§ Task brief: Make an exact copy of all the entries, with the pictures left out.

++++ Raw data

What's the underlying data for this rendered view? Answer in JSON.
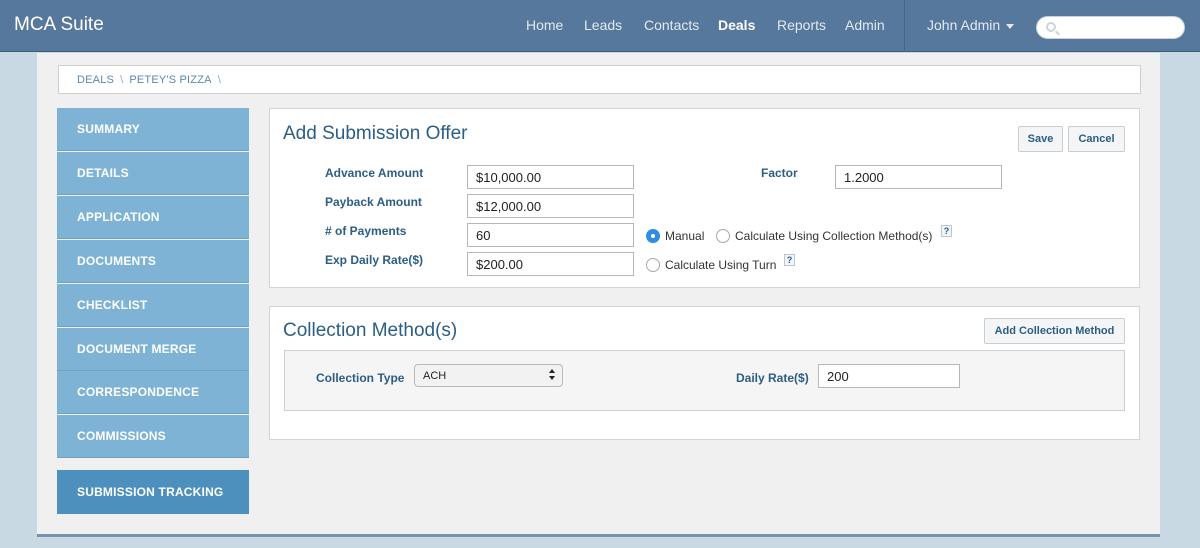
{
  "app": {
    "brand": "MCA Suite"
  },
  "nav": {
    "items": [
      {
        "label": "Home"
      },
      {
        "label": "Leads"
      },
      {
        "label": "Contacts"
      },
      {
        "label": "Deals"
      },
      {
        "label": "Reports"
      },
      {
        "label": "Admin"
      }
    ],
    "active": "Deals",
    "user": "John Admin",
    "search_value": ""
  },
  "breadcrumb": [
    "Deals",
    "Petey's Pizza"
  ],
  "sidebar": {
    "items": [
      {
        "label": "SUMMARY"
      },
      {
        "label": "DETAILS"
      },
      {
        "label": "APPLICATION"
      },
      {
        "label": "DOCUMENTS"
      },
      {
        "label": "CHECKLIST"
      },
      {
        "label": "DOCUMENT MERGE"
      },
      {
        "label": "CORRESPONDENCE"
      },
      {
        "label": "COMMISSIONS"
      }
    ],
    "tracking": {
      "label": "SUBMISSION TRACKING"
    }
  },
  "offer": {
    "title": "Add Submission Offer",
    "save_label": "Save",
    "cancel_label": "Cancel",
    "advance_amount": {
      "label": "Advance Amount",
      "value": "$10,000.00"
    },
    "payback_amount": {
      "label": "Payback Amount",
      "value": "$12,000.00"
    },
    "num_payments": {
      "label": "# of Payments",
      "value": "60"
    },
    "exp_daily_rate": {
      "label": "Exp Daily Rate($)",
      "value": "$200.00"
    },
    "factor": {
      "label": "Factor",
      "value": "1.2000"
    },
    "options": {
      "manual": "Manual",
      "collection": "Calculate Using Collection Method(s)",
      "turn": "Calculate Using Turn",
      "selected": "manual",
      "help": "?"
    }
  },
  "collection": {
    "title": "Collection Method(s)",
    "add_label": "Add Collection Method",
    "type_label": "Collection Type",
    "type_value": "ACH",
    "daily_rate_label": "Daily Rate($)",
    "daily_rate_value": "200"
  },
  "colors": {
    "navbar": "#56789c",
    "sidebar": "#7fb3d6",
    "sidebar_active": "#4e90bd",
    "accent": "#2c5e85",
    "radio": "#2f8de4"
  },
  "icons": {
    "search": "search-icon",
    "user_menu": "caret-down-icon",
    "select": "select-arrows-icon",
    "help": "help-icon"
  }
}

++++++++

§ Result:
What's the underlying data for this rendered view? Answer in JSON.
{
  "app": {
    "brand": "MCA Suite"
  },
  "nav": {
    "items": [
      {
        "label": "Home"
      },
      {
        "label": "Leads"
      },
      {
        "label": "Contacts"
      },
      {
        "label": "Deals"
      },
      {
        "label": "Reports"
      },
      {
        "label": "Admin"
      }
    ],
    "active": "Deals",
    "user": "John Admin",
    "search_value": ""
  },
  "breadcrumb": [
    "Deals",
    "Petey's Pizza"
  ],
  "sidebar": {
    "items": [
      {
        "label": "SUMMARY"
      },
      {
        "label": "DETAILS"
      },
      {
        "label": "APPLICATION"
      },
      {
        "label": "DOCUMENTS"
      },
      {
        "label": "CHECKLIST"
      },
      {
        "label": "DOCUMENT MERGE"
      },
      {
        "label": "CORRESPONDENCE"
      },
      {
        "label": "COMMISSIONS"
      }
    ],
    "tracking": {
      "label": "SUBMISSION TRACKING"
    }
  },
  "offer": {
    "title": "Add Submission Offer",
    "save_label": "Save",
    "cancel_label": "Cancel",
    "advance_amount": {
      "label": "Advance Amount",
      "value": "$10,000.00"
    },
    "payback_amount": {
      "label": "Payback Amount",
      "value": "$12,000.00"
    },
    "num_payments": {
      "label": "# of Payments",
      "value": "60"
    },
    "exp_daily_rate": {
      "label": "Exp Daily Rate($)",
      "value": "$200.00"
    },
    "factor": {
      "label": "Factor",
      "value": "1.2000"
    },
    "options": {
      "manual": "Manual",
      "collection": "Calculate Using Collection Method(s)",
      "turn": "Calculate Using Turn",
      "selected": "manual",
      "help": "?"
    }
  },
  "collection": {
    "title": "Collection Method(s)",
    "add_label": "Add Collection Method",
    "type_label": "Collection Type",
    "type_value": "ACH",
    "daily_rate_label": "Daily Rate($)",
    "daily_rate_value": "200"
  },
  "colors": {
    "navbar": "#56789c",
    "sidebar": "#7fb3d6",
    "sidebar_active": "#4e90bd",
    "accent": "#2c5e85",
    "radio": "#2f8de4"
  },
  "icons": {
    "search": "search-icon",
    "user_menu": "caret-down-icon",
    "select": "select-arrows-icon",
    "help": "help-icon"
  }
}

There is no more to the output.